Exercise: For the listing below, give the count of lines containing the string "avatar" and nothing else.

Given data:
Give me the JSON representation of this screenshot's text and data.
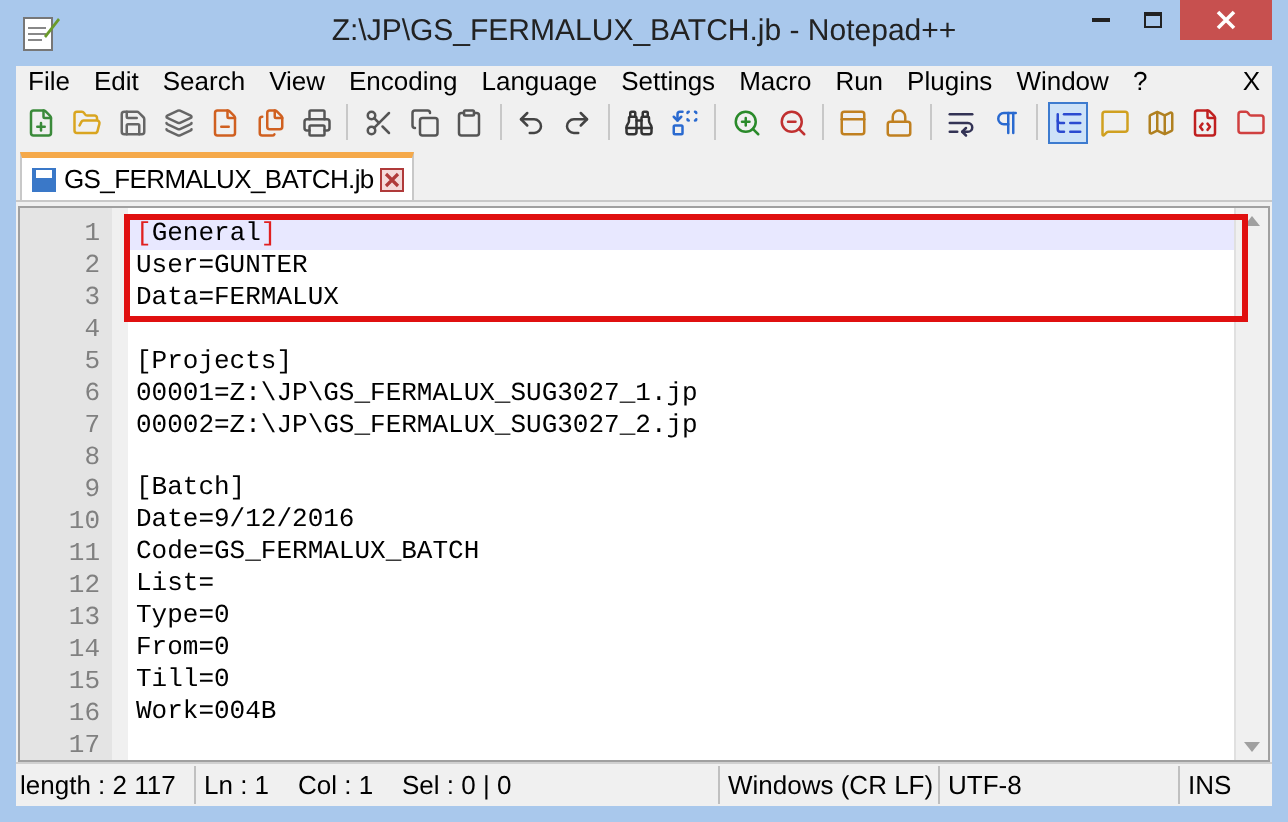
{
  "window": {
    "title": "Z:\\JP\\GS_FERMALUX_BATCH.jb - Notepad++"
  },
  "menu": [
    "File",
    "Edit",
    "Search",
    "View",
    "Encoding",
    "Language",
    "Settings",
    "Macro",
    "Run",
    "Plugins",
    "Window",
    "?"
  ],
  "menu_close": "X",
  "toolbar": [
    {
      "selected": false
    },
    {
      "selected": false
    },
    {
      "selected": false
    },
    {
      "selected": false
    },
    {
      "selected": false
    },
    {
      "selected": false
    },
    {
      "selected": false
    },
    {
      "selected": false
    },
    {
      "selected": false
    },
    {
      "selected": false
    },
    {
      "selected": false
    },
    {
      "selected": false
    },
    {
      "selected": false
    },
    {
      "selected": false
    },
    {
      "selected": false
    },
    {
      "selected": false
    },
    {
      "selected": false
    },
    {
      "selected": false
    },
    {
      "selected": false
    },
    {
      "selected": false
    },
    {
      "selected": true
    },
    {
      "selected": false
    },
    {
      "selected": false
    },
    {
      "selected": false
    },
    {
      "selected": false
    }
  ],
  "tabs": [
    {
      "label": "GS_FERMALUX_BATCH.jb",
      "selected": true
    }
  ],
  "editor": {
    "lines": [
      {
        "number": "1",
        "text": "[General]",
        "current": true,
        "brace_match": true
      },
      {
        "number": "2",
        "text": "User=GUNTER",
        "current": false,
        "brace_match": false
      },
      {
        "number": "3",
        "text": "Data=FERMALUX",
        "current": false,
        "brace_match": false
      },
      {
        "number": "4",
        "current": false
      },
      {
        "number": "5",
        "text": "[Projects]",
        "current": false,
        "brace_match": false
      },
      {
        "number": "6",
        "text": "00001=Z:\\JP\\GS_FERMALUX_SUG3027_1.jp",
        "current": false,
        "brace_match": false
      },
      {
        "number": "7",
        "text": "00002=Z:\\JP\\GS_FERMALUX_SUG3027_2.jp",
        "current": false,
        "brace_match": false
      },
      {
        "number": "8",
        "current": false
      },
      {
        "number": "9",
        "text": "[Batch]",
        "current": false,
        "brace_match": false
      },
      {
        "number": "10",
        "text": "Date=9/12/2016",
        "current": false,
        "brace_match": false
      },
      {
        "number": "11",
        "text": "Code=GS_FERMALUX_BATCH",
        "current": false,
        "brace_match": false
      },
      {
        "number": "12",
        "text": "List=",
        "current": false,
        "brace_match": false
      },
      {
        "number": "13",
        "text": "Type=0",
        "current": false,
        "brace_match": false
      },
      {
        "number": "14",
        "text": "From=0",
        "current": false,
        "brace_match": false
      },
      {
        "number": "15",
        "text": "Till=0",
        "current": false,
        "brace_match": false
      },
      {
        "number": "16",
        "text": "Work=004B",
        "current": false,
        "brace_match": false
      },
      {
        "number": "17",
        "current": false
      }
    ]
  },
  "status_bar": {
    "length": "length : 2 117",
    "position": "Ln : 1    Col : 1    Sel : 0 | 0",
    "eol": "Windows (CR LF)",
    "encoding": "UTF-8",
    "mode": "INS"
  }
}
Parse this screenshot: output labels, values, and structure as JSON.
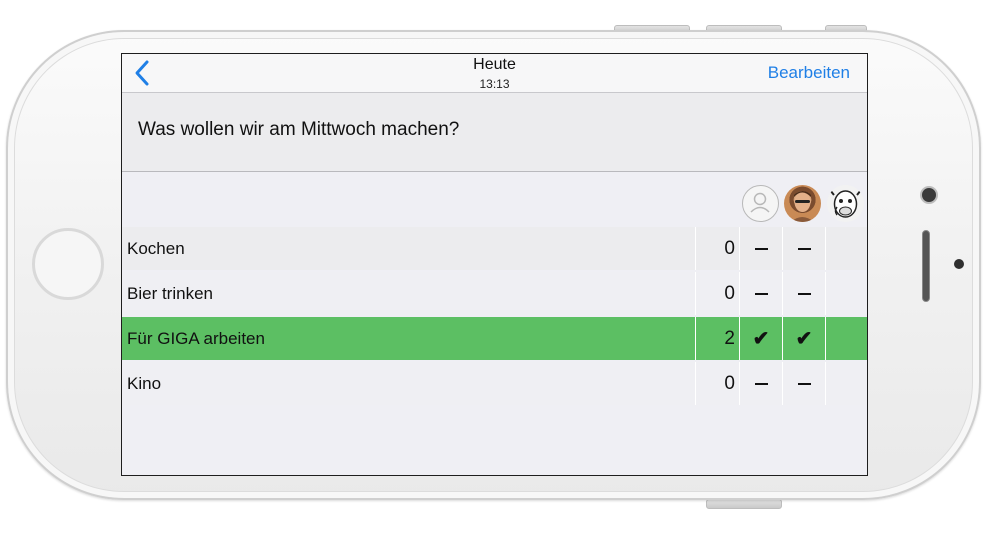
{
  "nav": {
    "title": "Heute",
    "subtitle": "13:13",
    "edit_label": "Bearbeiten"
  },
  "question": "Was wollen wir am Mittwoch machen?",
  "participants": [
    {
      "avatar": "empty-user-icon"
    },
    {
      "avatar": "user-photo"
    },
    {
      "avatar": "cow-avatar"
    }
  ],
  "options": [
    {
      "label": "Kochen",
      "count": "0",
      "votes": [
        "dash",
        "dash",
        ""
      ]
    },
    {
      "label": "Bier trinken",
      "count": "0",
      "votes": [
        "dash",
        "dash",
        ""
      ]
    },
    {
      "label": "Für GIGA arbeiten",
      "count": "2",
      "votes": [
        "check",
        "check",
        ""
      ],
      "highlight": true
    },
    {
      "label": "Kino",
      "count": "0",
      "votes": [
        "dash",
        "dash",
        ""
      ]
    }
  ],
  "colors": {
    "accent": "#1f7fe6",
    "winner_row": "#5cbf63"
  },
  "symbols": {
    "check": "✔"
  }
}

Final answer: 3